# Make sure it doesn’t get buffered.
# Read the response line from stdin. Use strip() to remove any whitespace
# that may be present (primarily the line ending).
return sys.stdin.readline().strip()

# Read the AGI environment variables sent from Asterisk to the script
# at startup. The input looks like:
#        agi_request:
#        agi_channel: SIP/000FF2266EE4-00000009

# After this bit of code you will be able to retrieve this information as:
#      asterisk_env[‘agi_request’]
#      asterisk_env[‘agi_channel’]
asterisk_env = {}
while True:
line = sys.stdin.readline().strip()
if not len(line):
var_name, var_value = line.split(‘:’, 1)
asterisk_env[var_name] = var_value
# Set up a fake “database” of accounts. In a more realistic AGI script
# that is doing account data lookup, you would connect out to an external
# database or some other API to get this information. For the purpose of
# this example, we’ll skip that and do the data lookup from this local
# example set.
‘12345678’: {‘balance’: ’50’},
‘11223344’: {‘balance’: ’10’},
‘87654321’: {‘balance’: ‘100’},
# Answer the call using the ANSWER AGI command.
# See: *CLI> agi show commands topic ANSWER
response = agi_command(‘ANSWER’)

# Prompt the caller to enter an account number using the GET DATA command.
#      – Play a prompt called please-enter-account-number
#      – Set a timeout of 30 seconds
#     – Read a maximum of 8 digits (our account numbers are 8 digits long)
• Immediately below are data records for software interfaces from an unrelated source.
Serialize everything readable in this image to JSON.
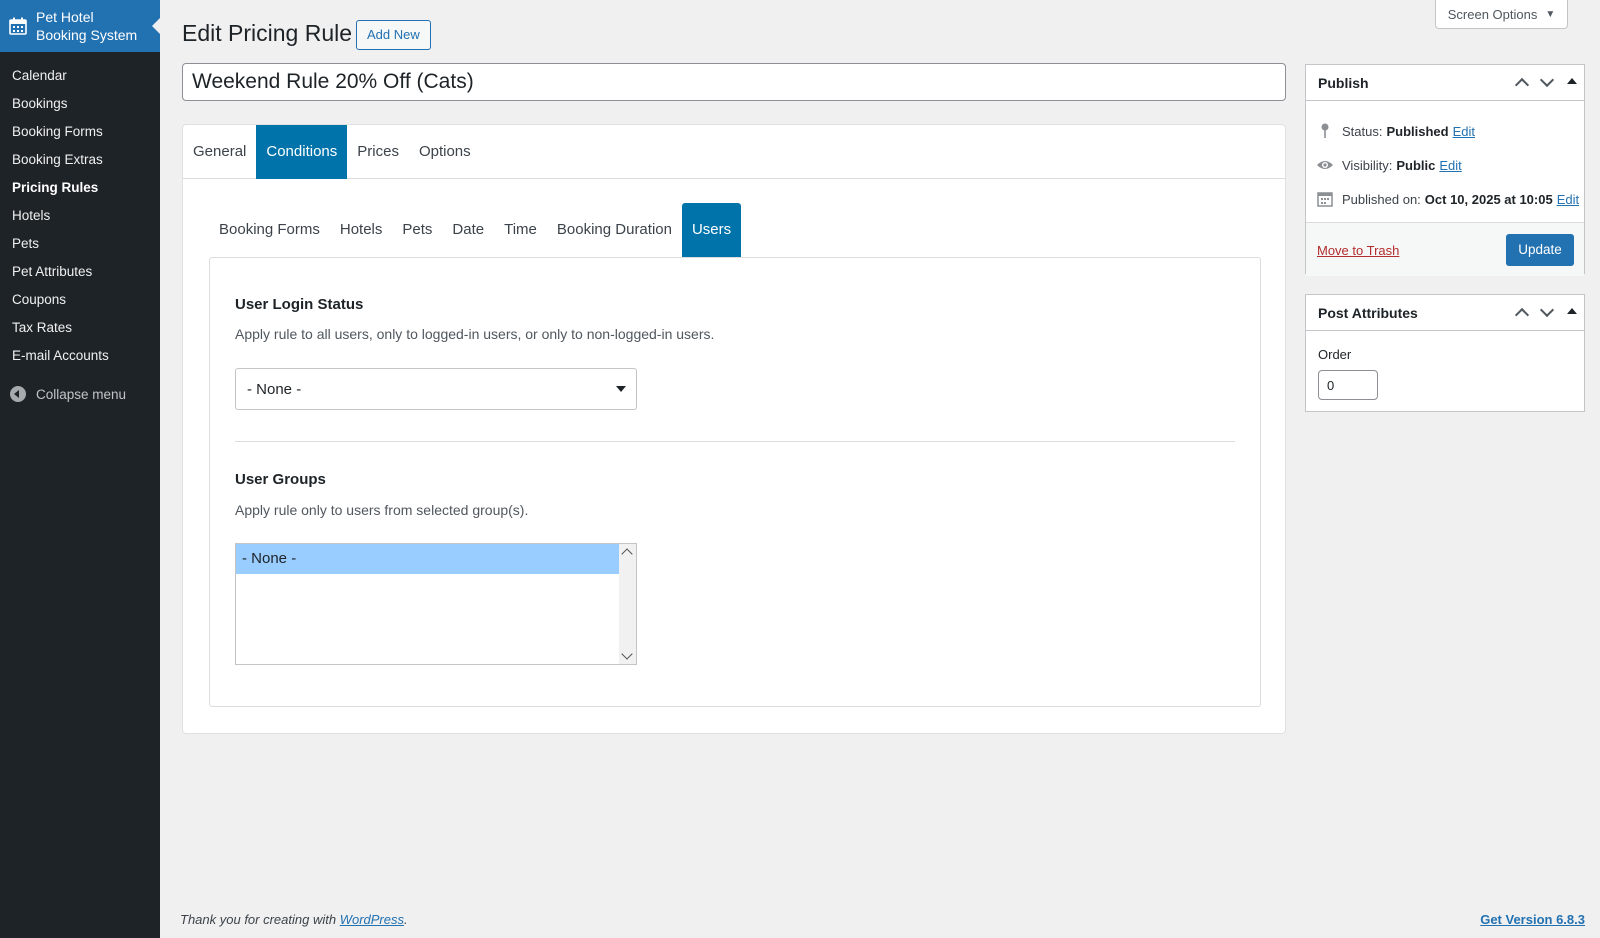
{
  "sidebar": {
    "brand": "Pet Hotel Booking System",
    "items": [
      {
        "label": "Calendar"
      },
      {
        "label": "Bookings"
      },
      {
        "label": "Booking Forms"
      },
      {
        "label": "Booking Extras"
      },
      {
        "label": "Pricing Rules"
      },
      {
        "label": "Hotels"
      },
      {
        "label": "Pets"
      },
      {
        "label": "Pet Attributes"
      },
      {
        "label": "Coupons"
      },
      {
        "label": "Tax Rates"
      },
      {
        "label": "E-mail Accounts"
      }
    ],
    "current": "Pricing Rules",
    "collapse_label": "Collapse menu"
  },
  "header": {
    "screen_options": "Screen Options",
    "title": "Edit Pricing Rule",
    "add_new": "Add New"
  },
  "post_title": "Weekend Rule 20% Off (Cats)",
  "tabs": {
    "main": [
      "General",
      "Conditions",
      "Prices",
      "Options"
    ],
    "main_active": "Conditions",
    "sub": [
      "Booking Forms",
      "Hotels",
      "Pets",
      "Date",
      "Time",
      "Booking Duration",
      "Users"
    ],
    "sub_active": "Users"
  },
  "users": {
    "login_title": "User Login Status",
    "login_desc": "Apply rule to all users, only to logged-in users, or only to non-logged-in users.",
    "login_value": "- None -",
    "groups_title": "User Groups",
    "groups_desc": "Apply rule only to users from selected group(s).",
    "groups_options": [
      "- None -"
    ]
  },
  "publish": {
    "title": "Publish",
    "status_label": "Status:",
    "status_value": "Published",
    "visibility_label": "Visibility:",
    "visibility_value": "Public",
    "published_label": "Published on:",
    "published_value": "Oct 10, 2025 at 10:05",
    "edit_label": "Edit",
    "trash_label": "Move to Trash",
    "update_label": "Update"
  },
  "attributes": {
    "title": "Post Attributes",
    "order_label": "Order",
    "order_value": "0"
  },
  "footer": {
    "thanks_prefix": "Thank you for creating with ",
    "wp_link": "WordPress",
    "thanks_suffix": ".",
    "version": "Get Version 6.8.3"
  },
  "colors": {
    "admin_blue": "#2271b1",
    "tab_active": "#0073aa",
    "sidebar_bg": "#1d2327",
    "selected_option": "#99ccff",
    "trash_red": "#b32d2e"
  }
}
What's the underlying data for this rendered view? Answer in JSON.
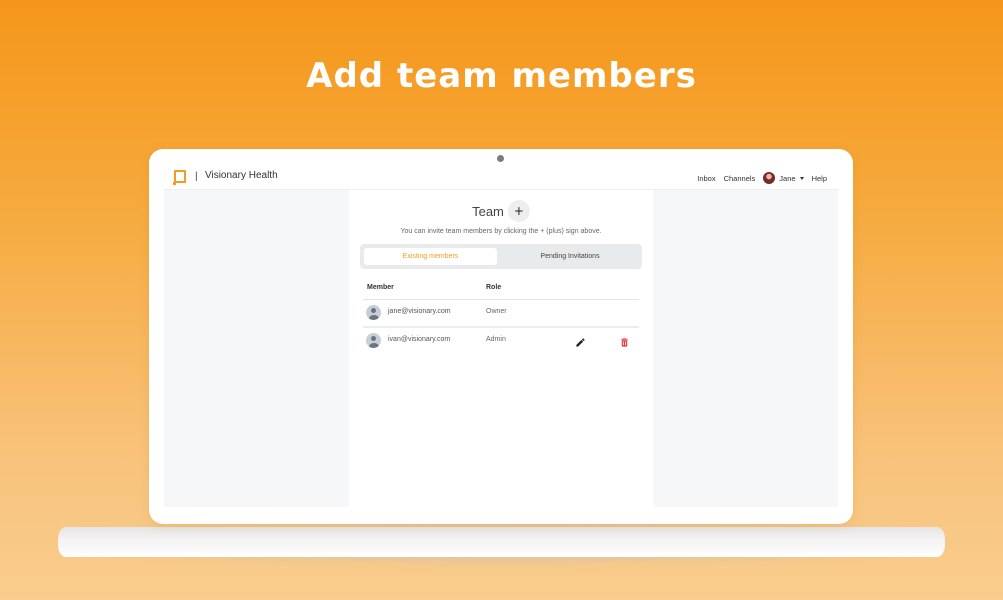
{
  "headline": "Add team members",
  "app": {
    "brand_name": "Visionary Health",
    "separator": "|",
    "nav": {
      "inbox": "Inbox",
      "channels": "Channels",
      "user_name": "Jane",
      "help": "Help"
    }
  },
  "team": {
    "title": "Team",
    "add_label": "+",
    "hint": "You can invite team members by clicking the + (plus) sign above.",
    "tabs": [
      {
        "label": "Existing members",
        "active": true
      },
      {
        "label": "Pending Invitations",
        "active": false
      }
    ],
    "columns": [
      "Member",
      "Role"
    ],
    "members": [
      {
        "email": "jane@visionary.com",
        "role": "Owner"
      },
      {
        "email": "ivan@visionary.com",
        "role": "Admin"
      }
    ]
  },
  "colors": {
    "accent": "#f39c1f",
    "delete": "#e53935",
    "background_top": "#f5961a"
  },
  "icons": [
    "logo-icon",
    "user-avatar",
    "chevron-down-icon",
    "plus-icon",
    "person-icon",
    "edit-pencil-icon",
    "trash-icon"
  ]
}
# See: *CLI> agi show commands topic GET DATA
response = agi_command(‘GET DATA please-enter-account-number 30000 8’)

# If a timeout occurred, just exit back to the dialplan.
# The response will look like:
200 result=<digits> (timeout)
if ‘timeout’ in response:

# The response will look like:
200 result=<digits>
# digits will be -1 if an error occurred.
# Split the response on the ‘=’, a maximum of 1 time. The result is a two
# element array. The second element in the array (index 1) is the part that
# came after the ‘=’ and is the account number we want.
account = response.split(‘=’, 1)[1]

# If an error occurred, just hang up.
# See: *CLI> agi show commands topic HANGUP
if account == ‘-1’:
response = agi_command(‘HANGUP’)

# If the account is invalid, tell the caller and then exit to the dialplan.
# See: *CLI> agi show commands topic STREAM FILE
if account not in ACCOUNTS:
response = agi_command(‘STREAM FILE invalid-account “”‘)

balance = ACCOUNTS[account][‘balance’]

# Tell the caller the balance and then exit back to the dialplan.
# See: *CLI> agi show commands topic SAY NUMBER
response = agi_command(‘STREAM FILE your-balance-is “”‘)
response = agi_command(‘SAY NUMBER %s “”‘ % (balance))

Development Frameworks

There have been a number of efforts to create frameworks or libraries that make AGI programming easier. Table -3 lists some of them. If you do not see a library listed here for your preferred programming language, do a quick search for it and you’re likely to find one, as others do exist.

Table 21-3. AGI development frameworks